On many occasions, I’d find him on a plywood creeper with his hands above his head, blindly fidgeting in the chassis as he calmly explained the nature of his task while his fingers worked their magic like a surgeon. Sometimes bolts wouldn’t turn, parts wouldn’t fit, a component was too long, his reach was too short, or nothing seemed to go together as expected. But in the end, and I mean always in the end, through some act of genius or the will of God, he’d find a way to make it work. Every time. Without fail. No matter how bleak the initial prognosis, I’d hear him say with a smile, “I’d rather be lucky than good.” Looking back on those days, his success at fixing cars, home appliances, computers, vacuum cleaners, guns, or anything else manmade, had less to do with luck and more to do with his tremendous self discipline. My father’s willingness to exercise patience, sound judgment, keen intellect, and a positive attitude derived largely from his aptitude for self discipline—the same self discipline that has helped my parents enjoy a meaningful and lasting romance for more than thirty years, raising five beautiful children and me along the way.

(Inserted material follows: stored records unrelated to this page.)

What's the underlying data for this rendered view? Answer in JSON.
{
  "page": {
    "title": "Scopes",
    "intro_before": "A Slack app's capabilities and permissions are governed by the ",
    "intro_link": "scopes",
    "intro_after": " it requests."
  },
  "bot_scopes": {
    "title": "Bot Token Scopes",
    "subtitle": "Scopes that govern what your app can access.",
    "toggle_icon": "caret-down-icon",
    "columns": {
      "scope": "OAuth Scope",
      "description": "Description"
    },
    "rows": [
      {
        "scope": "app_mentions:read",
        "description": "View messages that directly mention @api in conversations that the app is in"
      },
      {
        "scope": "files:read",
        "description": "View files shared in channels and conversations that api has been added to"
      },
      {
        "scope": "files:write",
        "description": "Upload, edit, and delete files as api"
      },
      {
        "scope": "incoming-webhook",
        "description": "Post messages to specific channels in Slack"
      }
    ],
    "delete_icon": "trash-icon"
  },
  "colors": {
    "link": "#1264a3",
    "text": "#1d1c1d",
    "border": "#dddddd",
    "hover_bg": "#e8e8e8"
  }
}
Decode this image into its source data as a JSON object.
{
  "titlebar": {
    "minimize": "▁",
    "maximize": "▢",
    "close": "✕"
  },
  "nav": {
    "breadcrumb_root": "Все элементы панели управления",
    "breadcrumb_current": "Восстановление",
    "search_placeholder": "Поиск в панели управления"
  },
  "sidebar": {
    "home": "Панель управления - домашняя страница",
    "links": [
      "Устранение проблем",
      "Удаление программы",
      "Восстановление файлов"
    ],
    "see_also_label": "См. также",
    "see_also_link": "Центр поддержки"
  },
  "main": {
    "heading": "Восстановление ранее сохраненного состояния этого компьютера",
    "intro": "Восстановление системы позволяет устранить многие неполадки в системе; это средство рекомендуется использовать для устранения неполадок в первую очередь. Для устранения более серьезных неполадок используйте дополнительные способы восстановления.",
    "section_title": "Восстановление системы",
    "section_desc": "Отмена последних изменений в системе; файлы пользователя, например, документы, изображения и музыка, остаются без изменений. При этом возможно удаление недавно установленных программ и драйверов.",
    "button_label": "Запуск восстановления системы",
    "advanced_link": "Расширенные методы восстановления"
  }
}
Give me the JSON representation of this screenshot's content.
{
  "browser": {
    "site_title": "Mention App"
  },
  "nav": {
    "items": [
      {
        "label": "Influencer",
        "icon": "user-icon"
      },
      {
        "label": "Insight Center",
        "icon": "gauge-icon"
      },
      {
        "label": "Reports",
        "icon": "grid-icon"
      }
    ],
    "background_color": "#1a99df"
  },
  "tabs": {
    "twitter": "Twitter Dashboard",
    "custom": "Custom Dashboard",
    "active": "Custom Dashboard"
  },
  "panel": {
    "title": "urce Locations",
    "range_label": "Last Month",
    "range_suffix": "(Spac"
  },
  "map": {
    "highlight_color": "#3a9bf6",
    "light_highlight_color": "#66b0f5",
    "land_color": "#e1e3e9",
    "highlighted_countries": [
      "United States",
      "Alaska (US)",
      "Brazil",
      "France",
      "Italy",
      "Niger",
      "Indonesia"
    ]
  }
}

Self discipline doesn’t happen by accident. It takes time. It takes practice. Some people are seemingly born with it; others work hard to obtain it. If you’ve got it, hold onto it. If you lack self discipline, take baby steps to learn it. Get up on time. Make proper diet and exercise a priority in your life. Compliment your partner. Write a love note to him or her and hide it somewhere you know they’ll find it. Save what money you can for a rainy day. Even if it’s nothing more than spare change, the act of making a conscious decision to save money, no matter how minimal at first, will have a positive affect on you. The same holds for saving time. A little self discipline in the time management department goes a long way toward reducing stress in your life and in your romantic relationship.
To turn my dad’s phrase around, I’d rather be good than lucky. Unless we’re talking about the lottery, where being good has nothing to do with winning, it’s important to practice self discipline. If we strive to achieve self discipline for ourselves, we’ll achieve it in our romantic relationships. The late Jim Rohn, an American entrepreneur, author, and motivational speaker, once said, “Discipline is the bridge between goals and accomplishments.” Let self discipline help guide you to your next achievement. You don’t have to be the smartest or the fastest or the most well-off. You simply have to be the most determined.
Some key points to remember about the core value of self discipline:
1. Self discipline can’t be learned in a classroom. Much like learning to speak a new language, you have to exercise your mental muscles until your newfound skill becomes second nature.
2. Strive to be virtuous and stoic in your core values, as these represent the glue in your romantic relationship. Think of self discipline as the clamp that allows this glue to cure and tightly bond your relationship together.
3. A strong romantic relationship can survive a momentary lapse in trust, respect, honesty, or accountability—but only if you have the self discipline to overcome it.
4. Self discipline is what makes the impossible, possible.